By Tris DeRoma

There once was a time when a child’s schoolwork would only make it to the refrigerator door, or perhaps a school-wide exhibit before being stored away in their family’s memory box.


Not any more.

Michelle Grove, an art teacher at Los Alamos Middle School, has found a way to get her students’ work out there so people all over the world can see it.

Teaming up with the website “Artsonia.com,” Grove has been posting her students’ work to the site since 2012.
Los Alamos Middle School has 1,227 pieces of artwork on the site. Billed as “the largest kids’ museum online,” the site also acts as a repository for lesson plans as well as a social media hub where visitors can vote, comment and financially support the school of their choice through the purchase of a student’s artwork.

Through the site, visitors can order up holiday cards, mouse pads mugs and other items featuring a picture of the work. The website also says 20 percent of the proceeds from each sale go back into the middle school’s arts program.

Superintendent of Schools Dr. Gene Schmidt said it’s quite easy to be enthusiastic about what’s going on at the middle school art department.

“It’s exciting to see she has the initiative to display the student’s artwork beyond the borders of Los Alamos. In fact, I went on the site to vote for the student’s art work,” Schmidt said.

Currently, Los Alamos Middle School is the third in New Mexico when it comes to participation in the website and number two when it comes to fan club signups. For participation, Artsonia honored Grove with its “Leadership Award” for helping students get their works beyond the classroom wall, as well as for fostering parent and community involvement in arts education.

Los Alamos Middle School Principal Rex Kilburn said he is very proud of the school’s art department, offering praise to Grove as well as fellow teacher Karen Trynthall. However, he added that when Grove came to him with the idea, he was a little hesitant, citing security concerns.

“I was a little skeptical at first when she brought the idea to me,” he said. “I was thinking about who is going to be able to see this, the kid’s names, all that security stuff. But I felt very secure, once she explained to me how it works.”

Kilburn said he also liked the idea for the exposure it brings the school.

“When given the right access family members, and relatives across the world can view the kids’ artwork. That’s very exciting,” Kilburn said.

If you go to the site, located at artsonia.com, prepare to spend some time on there, because all of the student artwork, whether that be sculpture or painting, is pretty mesmerizing. If the site didn’t label itself as a place for “kids” artwork you’d probably have a hard time figuring that out. You can imagine any one of these pieces on your living room wall or a nice piece for your office.

Grove has several mediums posted up there, including molas, aboriginal dot paintings as well as several types of sculpture. What she most likes about the site is that it acts as a bridge between school and home. It’s a great way to let parents know what their kids are doing in school. They, as well as anybody can go online and comment about the artwork if they wanted to.
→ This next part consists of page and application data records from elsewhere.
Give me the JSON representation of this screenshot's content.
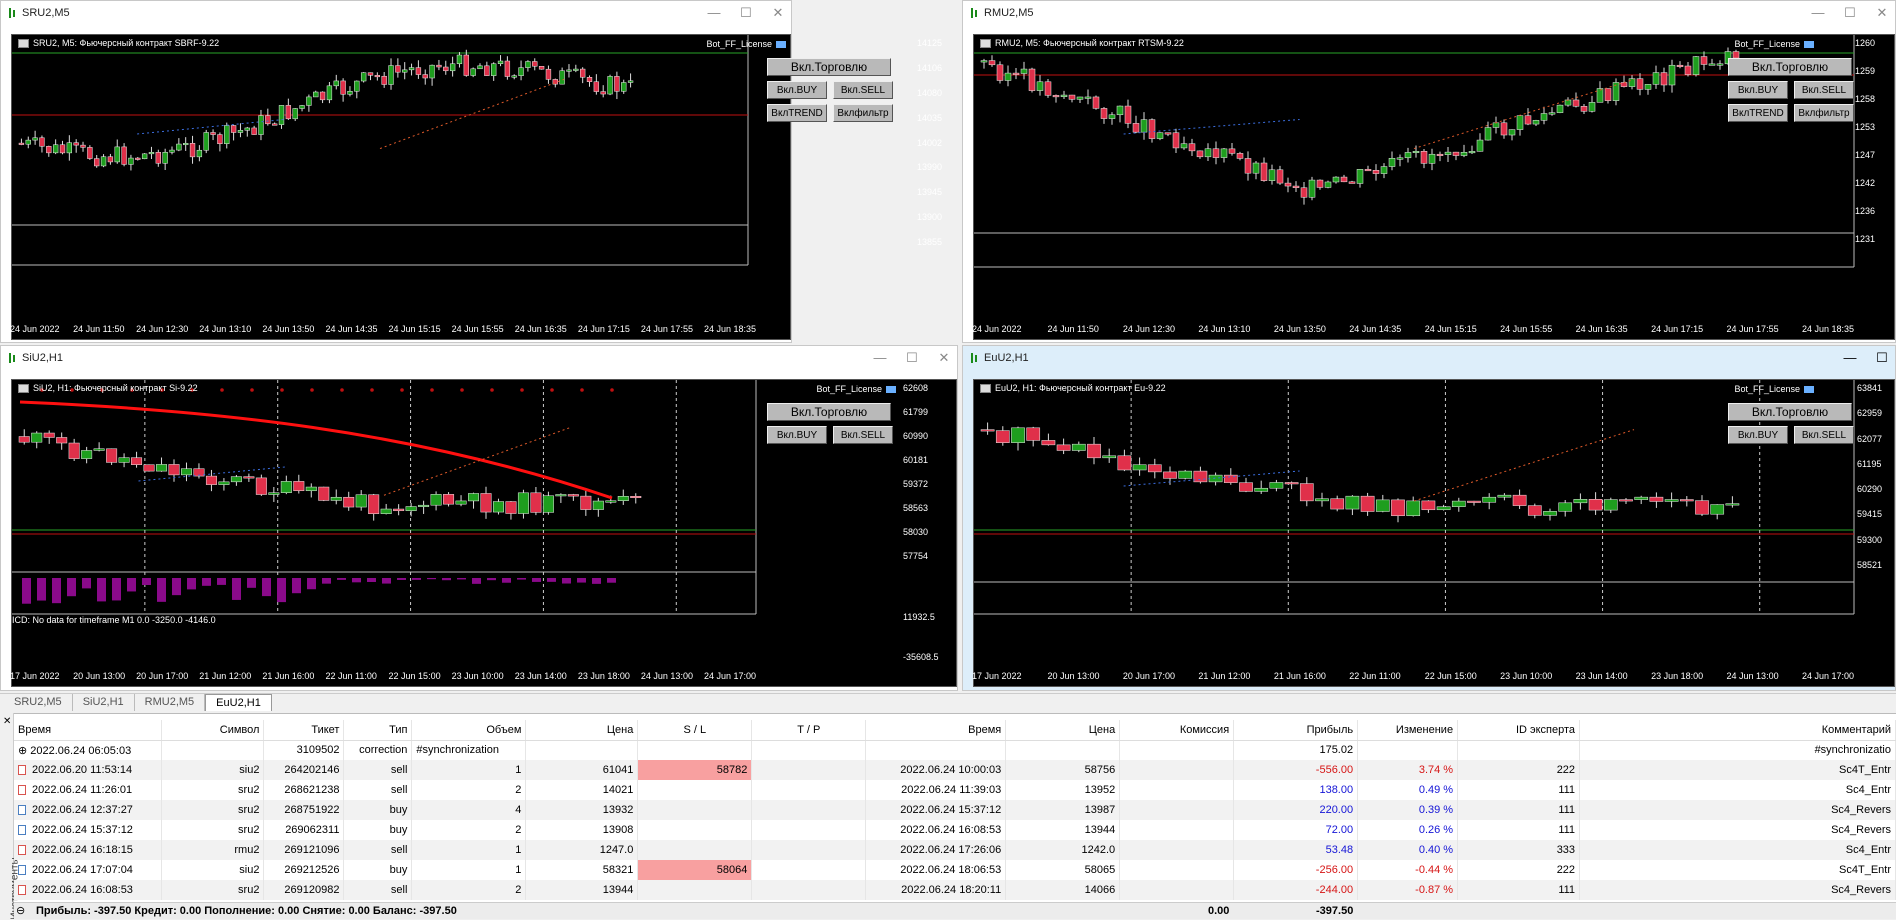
{
  "windows": [
    {
      "title": "SRU2,M5",
      "label": "SRU2, M5:  Фьючерсный контракт SBRF-9.22",
      "license": "Bot_FF_License",
      "prices": [
        "14125",
        "14106",
        "14080",
        "14035",
        "14002",
        "13990",
        "13945",
        "13900",
        "13855"
      ],
      "xlabels": [
        "24 Jun 2022",
        "24 Jun 11:50",
        "24 Jun 12:30",
        "24 Jun 13:10",
        "24 Jun 13:50",
        "24 Jun 14:35",
        "24 Jun 15:15",
        "24 Jun 15:55",
        "24 Jun 16:35",
        "24 Jun 17:15",
        "24 Jun 17:55",
        "24 Jun 18:35"
      ]
    },
    {
      "title": "RMU2,M5",
      "label": "RMU2, M5:  Фьючерсный контракт RTSM-9.22",
      "license": "Bot_FF_License",
      "prices": [
        "1260",
        "1259",
        "1258",
        "1253",
        "1247",
        "1242",
        "1236",
        "1231"
      ],
      "xlabels": [
        "24 Jun 2022",
        "24 Jun 11:50",
        "24 Jun 12:30",
        "24 Jun 13:10",
        "24 Jun 13:50",
        "24 Jun 14:35",
        "24 Jun 15:15",
        "24 Jun 15:55",
        "24 Jun 16:35",
        "24 Jun 17:15",
        "24 Jun 17:55",
        "24 Jun 18:35"
      ]
    },
    {
      "title": "SiU2,H1",
      "label": "SiU2, H1:  Фьючерсный контракт Si-9.22",
      "license": "Bot_FF_License",
      "prices": [
        "62608",
        "61799",
        "60990",
        "60181",
        "59372",
        "58563",
        "58030",
        "57754"
      ],
      "sub_label": "ICD: No data for timeframe M1 0.0 -3250.0 -4146.0",
      "sub_prices": [
        "11932.5",
        "-35608.5"
      ],
      "xlabels": [
        "17 Jun 2022",
        "20 Jun 13:00",
        "20 Jun 17:00",
        "21 Jun 12:00",
        "21 Jun 16:00",
        "22 Jun 11:00",
        "22 Jun 15:00",
        "23 Jun 10:00",
        "23 Jun 14:00",
        "23 Jun 18:00",
        "24 Jun 13:00",
        "24 Jun 17:00"
      ]
    },
    {
      "title": "EuU2,H1",
      "label": "EuU2, H1:  Фьючерсный контракт Eu-9.22",
      "license": "Bot_FF_License",
      "prices": [
        "63841",
        "62959",
        "62077",
        "61195",
        "60290",
        "59415",
        "59300",
        "58521"
      ],
      "xlabels": [
        "17 Jun 2022",
        "20 Jun 13:00",
        "20 Jun 17:00",
        "21 Jun 12:00",
        "21 Jun 16:00",
        "22 Jun 11:00",
        "22 Jun 15:00",
        "23 Jun 10:00",
        "23 Jun 14:00",
        "23 Jun 18:00",
        "24 Jun 13:00",
        "24 Jun 17:00"
      ]
    }
  ],
  "buttons": {
    "trade": "Вкл.Торговлю",
    "buy": "Вкл.BUY",
    "sell": "Вкл.SELL",
    "trend": "ВклTREND",
    "filter": "Вклфильтр"
  },
  "tabs": [
    "SRU2,M5",
    "SiU2,H1",
    "RMU2,M5",
    "EuU2,H1"
  ],
  "side_label": "Инструменты",
  "table": {
    "headers": [
      "Время",
      "Символ",
      "Тикет",
      "Тип",
      "Объем",
      "Цена",
      "S / L",
      "T / P",
      "Время",
      "Цена",
      "Комиссия",
      "Прибыль",
      "Изменение",
      "ID эксперта",
      "Комментарий"
    ],
    "balance_row": {
      "time": "2022.06.24 06:05:03",
      "ticket": "3109502",
      "type": "correction",
      "comment": "#synchronization",
      "profit": "175.02",
      "comment2": "#synchronizatio"
    },
    "rows": [
      {
        "time": "2022.06.20 11:53:14",
        "sym": "siu2",
        "ticket": "264202146",
        "type": "sell",
        "vol": "1",
        "price": "61041",
        "sl": "58782",
        "tp": "",
        "ctime": "2022.06.24 10:00:03",
        "cprice": "58756",
        "comm": "",
        "profit": "-556.00",
        "change": "3.74 %",
        "id": "222",
        "comment": "Sc4T_Entr",
        "pcolor": "red",
        "ccolor": "red"
      },
      {
        "time": "2022.06.24 11:26:01",
        "sym": "sru2",
        "ticket": "268621238",
        "type": "sell",
        "vol": "2",
        "price": "14021",
        "sl": "",
        "tp": "",
        "ctime": "2022.06.24 11:39:03",
        "cprice": "13952",
        "comm": "",
        "profit": "138.00",
        "change": "0.49 %",
        "id": "111",
        "comment": "Sc4_Entr",
        "pcolor": "blue",
        "ccolor": "blue"
      },
      {
        "time": "2022.06.24 12:37:27",
        "sym": "sru2",
        "ticket": "268751922",
        "type": "buy",
        "vol": "4",
        "price": "13932",
        "sl": "",
        "tp": "",
        "ctime": "2022.06.24 15:37:12",
        "cprice": "13987",
        "comm": "",
        "profit": "220.00",
        "change": "0.39 %",
        "id": "111",
        "comment": "Sc4_Revers",
        "pcolor": "blue",
        "ccolor": "blue"
      },
      {
        "time": "2022.06.24 15:37:12",
        "sym": "sru2",
        "ticket": "269062311",
        "type": "buy",
        "vol": "2",
        "price": "13908",
        "sl": "",
        "tp": "",
        "ctime": "2022.06.24 16:08:53",
        "cprice": "13944",
        "comm": "",
        "profit": "72.00",
        "change": "0.26 %",
        "id": "111",
        "comment": "Sc4_Revers",
        "pcolor": "blue",
        "ccolor": "blue"
      },
      {
        "time": "2022.06.24 16:18:15",
        "sym": "rmu2",
        "ticket": "269121096",
        "type": "sell",
        "vol": "1",
        "price": "1247.0",
        "sl": "",
        "tp": "",
        "ctime": "2022.06.24 17:26:06",
        "cprice": "1242.0",
        "comm": "",
        "profit": "53.48",
        "change": "0.40 %",
        "id": "333",
        "comment": "Sc4_Entr",
        "pcolor": "blue",
        "ccolor": "blue"
      },
      {
        "time": "2022.06.24 17:07:04",
        "sym": "siu2",
        "ticket": "269212526",
        "type": "buy",
        "vol": "1",
        "price": "58321",
        "sl": "58064",
        "tp": "",
        "ctime": "2022.06.24 18:06:53",
        "cprice": "58065",
        "comm": "",
        "profit": "-256.00",
        "change": "-0.44 %",
        "id": "222",
        "comment": "Sc4T_Entr",
        "pcolor": "red",
        "ccolor": "red"
      },
      {
        "time": "2022.06.24 16:08:53",
        "sym": "sru2",
        "ticket": "269120982",
        "type": "sell",
        "vol": "2",
        "price": "13944",
        "sl": "",
        "tp": "",
        "ctime": "2022.06.24 18:20:11",
        "cprice": "14066",
        "comm": "",
        "profit": "-244.00",
        "change": "-0.87 %",
        "id": "111",
        "comment": "Sc4_Revers",
        "pcolor": "red",
        "ccolor": "red"
      }
    ],
    "footer": "Прибыль: -397.50  Кредит: 0.00  Пополнение: 0.00  Снятие: 0.00  Баланс: -397.50",
    "footer_comm": "0.00",
    "footer_profit": "-397.50"
  }
}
“It’s almost like a sharing that’s going on between home and school,” Grove said. “Parents know and see what the students are making in the classroom as soon as they are finished making it.”

Grove said she uses the site as a teaching tool, too. Since the artwork remains on the site indefinitely, she can use it as a reference library to mark student progress as well as teach them new mediums.

Currently the students are working on “story wheels,” wheels of yarn woven to tell a student’s story.